<= /span> 1000.____

__ __

Some pseudo code:____

__ __

=C2=A0 =C2=A0For (x =3D 1 to 1000)____

=C2=A0 =C2=A0 =C2=A0 =C2=A0Shift Series A =E2=80=98x-1=E2=80=99 steps____

=C2=A0 =C2=A0 =C2=A0 =C2=A0Correlation[x] =3D Correlate(Series A and Series= B)____

=C2=A0 =C2=A0End For____

__ __

In R, using cor() and apply(), this could look like:____

__ __

=C2=A0 =C2=A0shift <- as.array(c(1:1000))____

=C2=A0 =C2=A0corrAB <- apply(shift, 1, function(x) cor(data[x:nrow(data)= ,

]$ColumnA, data[1:(nrow(data) - (x - 1)), ]$ColumnB))____

__ __

__ __

Since this basically is 1000 independent correlation calculations, it is

fairly easy to parallelize. Here is an R example using foreach() and

package doParallel:____

__ __

=C2=A0 =C2=A0cl <- makeCluster(3)____

=C2=A0 =C2=A0registerDoParallel(cl)____

=C2=A0 =C2=A0corrAB <- foreach(step =3D c(1:1000)) %dopar% {____

=C2=A0 =C2=A0 =C2=A0 =C2=A0 =C2=A0corrAB <- cor(data[step:nrow(data), ]$= ColumnA,

data[1:(nrow(data) - (step - 1)), ]$ColumnB)____

=C2=A0 =C2=A0}____

=C2=A0 =C2=A0stopCluster(cl)____

__ __

So I guess the question is =E2=80=93 how to do this in a Flink environment?= Do

we have to define how to parallelize the algorithm, or can the cluster

<= /span> take care of that for us?____

__ __

And of course this is most interesting on a generic level =E2=80=93 given t= he

environment of a multi-core or =E2=80=93processor setup running Flink, how = hard

is it to take advantage of all the clock cycles?
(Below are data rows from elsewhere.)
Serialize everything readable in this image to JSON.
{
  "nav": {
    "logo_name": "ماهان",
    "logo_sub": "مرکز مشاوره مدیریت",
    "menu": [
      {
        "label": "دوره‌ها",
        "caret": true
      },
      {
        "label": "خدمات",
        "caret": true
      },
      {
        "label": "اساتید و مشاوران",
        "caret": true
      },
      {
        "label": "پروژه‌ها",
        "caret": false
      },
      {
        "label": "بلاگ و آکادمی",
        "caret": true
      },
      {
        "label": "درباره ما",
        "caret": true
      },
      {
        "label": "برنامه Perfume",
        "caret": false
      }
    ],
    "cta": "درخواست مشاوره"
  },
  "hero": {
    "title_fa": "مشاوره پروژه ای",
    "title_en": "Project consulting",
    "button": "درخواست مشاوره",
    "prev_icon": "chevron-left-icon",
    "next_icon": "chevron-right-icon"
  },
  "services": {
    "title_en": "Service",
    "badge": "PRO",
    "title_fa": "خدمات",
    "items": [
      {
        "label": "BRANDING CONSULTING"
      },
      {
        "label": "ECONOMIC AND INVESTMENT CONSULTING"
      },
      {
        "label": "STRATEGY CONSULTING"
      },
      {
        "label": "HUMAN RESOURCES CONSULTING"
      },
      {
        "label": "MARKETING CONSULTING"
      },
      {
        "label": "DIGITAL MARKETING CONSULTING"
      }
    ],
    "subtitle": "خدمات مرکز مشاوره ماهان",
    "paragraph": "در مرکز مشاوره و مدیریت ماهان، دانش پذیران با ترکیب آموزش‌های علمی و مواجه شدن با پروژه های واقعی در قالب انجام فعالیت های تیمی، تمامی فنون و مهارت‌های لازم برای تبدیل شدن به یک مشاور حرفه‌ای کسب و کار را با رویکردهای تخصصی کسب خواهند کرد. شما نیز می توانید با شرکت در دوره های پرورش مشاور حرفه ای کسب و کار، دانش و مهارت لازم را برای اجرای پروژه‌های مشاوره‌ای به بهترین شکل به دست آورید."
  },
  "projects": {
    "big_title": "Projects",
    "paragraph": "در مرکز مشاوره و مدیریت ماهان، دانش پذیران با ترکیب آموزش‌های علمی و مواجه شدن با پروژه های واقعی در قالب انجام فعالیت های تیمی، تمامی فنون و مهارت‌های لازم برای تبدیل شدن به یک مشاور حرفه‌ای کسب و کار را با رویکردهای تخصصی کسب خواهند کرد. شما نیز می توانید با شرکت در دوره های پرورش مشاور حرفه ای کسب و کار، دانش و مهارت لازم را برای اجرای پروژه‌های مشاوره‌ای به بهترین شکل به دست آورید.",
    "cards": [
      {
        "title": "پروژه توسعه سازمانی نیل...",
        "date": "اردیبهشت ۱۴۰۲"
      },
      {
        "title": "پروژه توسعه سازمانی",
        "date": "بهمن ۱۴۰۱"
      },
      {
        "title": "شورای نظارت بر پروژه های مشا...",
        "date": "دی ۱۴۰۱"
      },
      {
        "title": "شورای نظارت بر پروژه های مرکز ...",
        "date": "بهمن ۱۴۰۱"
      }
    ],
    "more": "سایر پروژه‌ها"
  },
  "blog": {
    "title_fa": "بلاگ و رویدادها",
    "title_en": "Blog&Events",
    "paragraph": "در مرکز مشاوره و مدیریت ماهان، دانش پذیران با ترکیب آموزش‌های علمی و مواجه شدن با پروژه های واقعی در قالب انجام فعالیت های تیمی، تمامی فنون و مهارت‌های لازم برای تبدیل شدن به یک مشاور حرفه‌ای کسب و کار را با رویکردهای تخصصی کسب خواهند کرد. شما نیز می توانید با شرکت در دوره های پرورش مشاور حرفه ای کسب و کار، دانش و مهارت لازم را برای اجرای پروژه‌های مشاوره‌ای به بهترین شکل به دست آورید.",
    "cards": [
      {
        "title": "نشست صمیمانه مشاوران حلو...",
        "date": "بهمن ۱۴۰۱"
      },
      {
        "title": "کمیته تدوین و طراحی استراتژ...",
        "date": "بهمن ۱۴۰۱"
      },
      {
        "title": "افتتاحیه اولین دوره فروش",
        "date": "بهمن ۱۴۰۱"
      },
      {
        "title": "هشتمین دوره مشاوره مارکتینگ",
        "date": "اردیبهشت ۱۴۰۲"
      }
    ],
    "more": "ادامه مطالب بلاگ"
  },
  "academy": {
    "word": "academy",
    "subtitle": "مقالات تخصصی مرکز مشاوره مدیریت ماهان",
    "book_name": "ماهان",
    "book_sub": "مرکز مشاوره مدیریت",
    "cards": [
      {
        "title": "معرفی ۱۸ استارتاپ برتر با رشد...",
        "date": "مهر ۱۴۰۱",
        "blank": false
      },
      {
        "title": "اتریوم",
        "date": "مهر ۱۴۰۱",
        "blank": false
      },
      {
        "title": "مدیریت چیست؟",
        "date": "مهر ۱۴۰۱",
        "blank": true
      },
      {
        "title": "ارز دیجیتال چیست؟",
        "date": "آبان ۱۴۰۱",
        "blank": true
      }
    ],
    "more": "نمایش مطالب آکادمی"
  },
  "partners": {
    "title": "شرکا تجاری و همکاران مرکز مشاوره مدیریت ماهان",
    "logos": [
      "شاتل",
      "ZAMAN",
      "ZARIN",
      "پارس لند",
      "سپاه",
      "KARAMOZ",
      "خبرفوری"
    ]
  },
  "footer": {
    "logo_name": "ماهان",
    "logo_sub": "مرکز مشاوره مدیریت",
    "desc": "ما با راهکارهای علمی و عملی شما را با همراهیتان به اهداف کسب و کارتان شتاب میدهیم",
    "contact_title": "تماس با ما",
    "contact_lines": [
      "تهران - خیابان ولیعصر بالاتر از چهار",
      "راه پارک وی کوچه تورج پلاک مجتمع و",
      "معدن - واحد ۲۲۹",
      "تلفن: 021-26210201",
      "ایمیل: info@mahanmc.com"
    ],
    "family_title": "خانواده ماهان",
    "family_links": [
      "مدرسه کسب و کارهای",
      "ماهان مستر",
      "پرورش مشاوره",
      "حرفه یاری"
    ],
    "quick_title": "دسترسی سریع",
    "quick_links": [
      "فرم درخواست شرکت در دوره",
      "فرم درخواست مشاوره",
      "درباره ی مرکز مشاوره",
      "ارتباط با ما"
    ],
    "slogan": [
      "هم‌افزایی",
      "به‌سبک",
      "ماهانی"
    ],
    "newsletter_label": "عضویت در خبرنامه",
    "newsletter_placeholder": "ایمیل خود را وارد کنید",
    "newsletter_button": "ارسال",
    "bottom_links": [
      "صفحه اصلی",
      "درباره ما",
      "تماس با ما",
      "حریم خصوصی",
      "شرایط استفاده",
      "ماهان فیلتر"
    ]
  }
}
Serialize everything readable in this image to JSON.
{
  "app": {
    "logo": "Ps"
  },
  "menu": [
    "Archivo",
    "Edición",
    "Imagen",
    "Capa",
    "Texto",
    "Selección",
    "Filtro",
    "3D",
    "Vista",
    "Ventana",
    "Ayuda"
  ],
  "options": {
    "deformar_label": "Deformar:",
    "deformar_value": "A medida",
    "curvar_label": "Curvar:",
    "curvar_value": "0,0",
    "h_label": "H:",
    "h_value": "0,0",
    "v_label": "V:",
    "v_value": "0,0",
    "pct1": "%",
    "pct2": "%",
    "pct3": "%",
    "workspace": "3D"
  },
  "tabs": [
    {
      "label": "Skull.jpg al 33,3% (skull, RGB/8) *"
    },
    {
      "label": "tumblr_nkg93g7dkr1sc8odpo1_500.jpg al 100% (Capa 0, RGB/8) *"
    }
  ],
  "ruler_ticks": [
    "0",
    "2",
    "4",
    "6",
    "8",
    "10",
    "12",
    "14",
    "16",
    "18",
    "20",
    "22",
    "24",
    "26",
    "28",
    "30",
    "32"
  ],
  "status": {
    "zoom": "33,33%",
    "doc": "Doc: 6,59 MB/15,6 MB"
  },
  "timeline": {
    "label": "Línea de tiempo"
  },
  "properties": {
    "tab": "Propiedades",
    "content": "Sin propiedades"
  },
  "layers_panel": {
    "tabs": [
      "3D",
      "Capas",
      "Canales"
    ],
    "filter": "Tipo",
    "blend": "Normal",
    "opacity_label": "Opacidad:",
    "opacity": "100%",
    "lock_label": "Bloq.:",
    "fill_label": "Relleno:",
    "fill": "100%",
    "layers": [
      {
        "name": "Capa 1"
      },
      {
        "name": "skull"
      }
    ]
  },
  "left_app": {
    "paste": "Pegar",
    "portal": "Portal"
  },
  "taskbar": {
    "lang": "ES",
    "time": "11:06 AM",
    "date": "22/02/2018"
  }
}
Do we have to split the

algorithm, and data, and distribute the processing, or can the system do

much of that for us?____

__

__ __

__